Friday, 12 January 2018

Turning 60 (part 1): WTF?

Railcard leaflet
Is that all there is?
This year, I turn 60. How did that happen? 60 is the age my Nana and Grandad always were. It’s where you stop being middle aged and start getting called “older”. It’s totally incompatible with my self-image. (But so was 50, and I got used to that… sort of.)

My husband turned 60 last year. He didn’t take much notice and neither did I, apart from buying him a railcard. But then, he never expected to retire when he reached that age. I did.

I always thought I would retire at 60, but there’s another six years now before I can get the state pension – assuming the government doesn’t change the goalposts a third time. All I can do is keep trying to earn a living, and hope I don’t get ill. 

I didn’t think it would be like this. My parents worked hard and worked their way up the career ladder and then took early retirement and had a comfortable life. I worked hard too, but for myself a lot of the time or in different jobs. And I’ve not got much to show for it, apart from a roof over my head.

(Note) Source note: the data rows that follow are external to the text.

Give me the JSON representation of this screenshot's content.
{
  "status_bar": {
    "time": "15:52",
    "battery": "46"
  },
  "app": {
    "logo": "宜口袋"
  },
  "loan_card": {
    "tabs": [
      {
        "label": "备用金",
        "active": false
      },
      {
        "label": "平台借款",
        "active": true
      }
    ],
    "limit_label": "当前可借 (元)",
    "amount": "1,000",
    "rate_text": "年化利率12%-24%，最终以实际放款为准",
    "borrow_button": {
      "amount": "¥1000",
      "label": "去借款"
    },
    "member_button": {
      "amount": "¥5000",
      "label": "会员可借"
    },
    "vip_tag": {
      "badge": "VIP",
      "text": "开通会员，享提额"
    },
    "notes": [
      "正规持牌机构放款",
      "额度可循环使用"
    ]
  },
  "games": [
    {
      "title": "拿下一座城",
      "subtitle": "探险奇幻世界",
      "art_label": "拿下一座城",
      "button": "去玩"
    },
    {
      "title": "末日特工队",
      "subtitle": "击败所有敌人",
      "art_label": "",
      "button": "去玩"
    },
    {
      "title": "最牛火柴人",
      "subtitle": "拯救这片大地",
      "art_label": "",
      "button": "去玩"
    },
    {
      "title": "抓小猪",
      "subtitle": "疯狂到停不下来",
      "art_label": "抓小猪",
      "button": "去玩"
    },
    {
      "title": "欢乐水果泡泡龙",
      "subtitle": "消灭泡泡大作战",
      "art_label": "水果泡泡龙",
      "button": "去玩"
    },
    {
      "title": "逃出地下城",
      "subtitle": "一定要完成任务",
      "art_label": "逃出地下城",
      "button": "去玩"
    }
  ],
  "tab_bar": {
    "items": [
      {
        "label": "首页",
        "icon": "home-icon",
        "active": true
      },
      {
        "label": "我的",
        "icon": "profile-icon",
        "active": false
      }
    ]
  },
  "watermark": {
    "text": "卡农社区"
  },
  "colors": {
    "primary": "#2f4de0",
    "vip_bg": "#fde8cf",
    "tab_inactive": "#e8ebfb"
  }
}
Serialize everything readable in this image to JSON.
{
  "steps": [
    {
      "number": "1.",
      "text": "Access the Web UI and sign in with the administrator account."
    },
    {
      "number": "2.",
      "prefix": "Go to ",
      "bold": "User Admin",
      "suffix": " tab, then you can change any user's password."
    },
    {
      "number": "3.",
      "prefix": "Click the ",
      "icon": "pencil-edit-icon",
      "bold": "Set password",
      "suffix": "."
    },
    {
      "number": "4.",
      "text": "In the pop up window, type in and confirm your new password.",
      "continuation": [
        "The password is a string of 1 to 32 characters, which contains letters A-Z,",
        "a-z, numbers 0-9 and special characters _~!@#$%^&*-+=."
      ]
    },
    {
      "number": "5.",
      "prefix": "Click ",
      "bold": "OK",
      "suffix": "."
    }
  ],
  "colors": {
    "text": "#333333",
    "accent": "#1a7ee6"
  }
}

I’m very grateful for the roof, of course, and I know there are people (including a lot of 60+ women) much worse off. But I’m scared about being poor again. I know what it’s like: been there, done that, got the (second-hand) T-shirt. My parents were skint once, but won’t be skint again: I probably will.

Even if I got the state pension this year, I’d probably still carry on working: too scared not to.  But it’s disorientating having your lifelong expectations overturned. I feel like I’m in limbo: it’s too late to think about career progression and stuff like that, but too early to think about retiring.

I’d quite like to slow down, just a bit. It would be nice to have time to read books and listen to music, and write stuff without worrying about whether someone is paying me for it. It would be quite nice to have a life, before I’m too old to enjoy it.

You’re as old as you feel, they say, as if that helps. Well, I don’t know how old I feel. I don’t even know how old I look now. I always used to look younger than I really am, but one morning last year I looked in the mirror and saw a line on my face that had literally appeared overnight. My feet have gone weird, too. And it hasn’t stopped there. It feels as if 60 is when you enter the zone of “embarrassing bodies”.

There’s that famous quote from Gloria Steinem: “This is what 60 looks like.” (Well, she started with 40, and carried on saying it.) Do I look 60, or does 60 look like me? The latter, I suppose.

I don’t know what 60 behaves like. I think you stabilise into a decade around the half-way mark: it takes that long to get used to it. In my mid-50s, I was in that “I don’t give a shit any more” phase and I loved it. A few years ago I found out the hard way that actually you can’t just go around saying what you think. It has repercussions. One of my new year resolutions is to stop getting into arguments. (I’ve broken it already.) My new motto is “You’re not right all the time.”  That was a hard lesson to learn. But it means that now I don’t know how to act any more.

I don’t know what 60 feels like. I know there are times when I’m still 18 in the head. I also know I get tired easily and have two sorts of arthritis, and depression. I’m managing all of that, and this isn’t depression talking. It’s more about wanting to ask questions. Like: when am I going to get a life? And what will it look like when I get it?

It’s not just about money, or health, or appearances, or what other people think of you. It’s about knowing that I am well over the halfway mark now, and time is running out. Please don’t let me waste it.

Thursday, 2 November 2017

How difficult is it to know how to treat people with respect?

The guests on Newsnight.
I am angry. I'm writing this hoping it will make me feel less angry.

I realised last night that the anger has been growing - ever since the Weinstein story broke - and the last straw was this:

Disgraced former defence secretary Michael Fallon telling a female BBC reporter that sexual harassment was “acceptable” 10 or 15 years ago.

No, it wasn’t. It was never acceptable. Why is that even something that needs to be said?

Thursday, 24 August 2017

Sugar and spice and all things nice… thoughts on No More Boys and Girls

1960s toy typewriter.
Gender-neutral 1960s Christmas present.

So I’m watching No More Boys And Girls on the BBC, a heartwarming story about how a teacher and a doctor help children to develop beyond the gender stereotypes that our culture tries to limit them to.
And I can’t understand why someone would disagree with this.

Saturday, 22 April 2017

Record Store Day, and the fetishisation of vinyl

A bit of my record collection.
Husband's guitar, my Gene Vincent LP
It’s Record Store Day today. “What’s Record Store Day” asked Husband when I mentioned it.

My first answer was “Where have you been for the last ten years?” My second answer was: “It used to be about people who liked music but now it’s about people who like money.”

Wednesday, 19 April 2017

The Reunion: Women of Punk

Sue MacGregor with four of the interviewees.
I don’t listen to Radio 4 that often because I’m not that posh, but I was quite excited to find out about a programme called Women of Punk last week. It was part of a series called The Reunion which “reunites a group of people intimately involved in a moment of modern history”.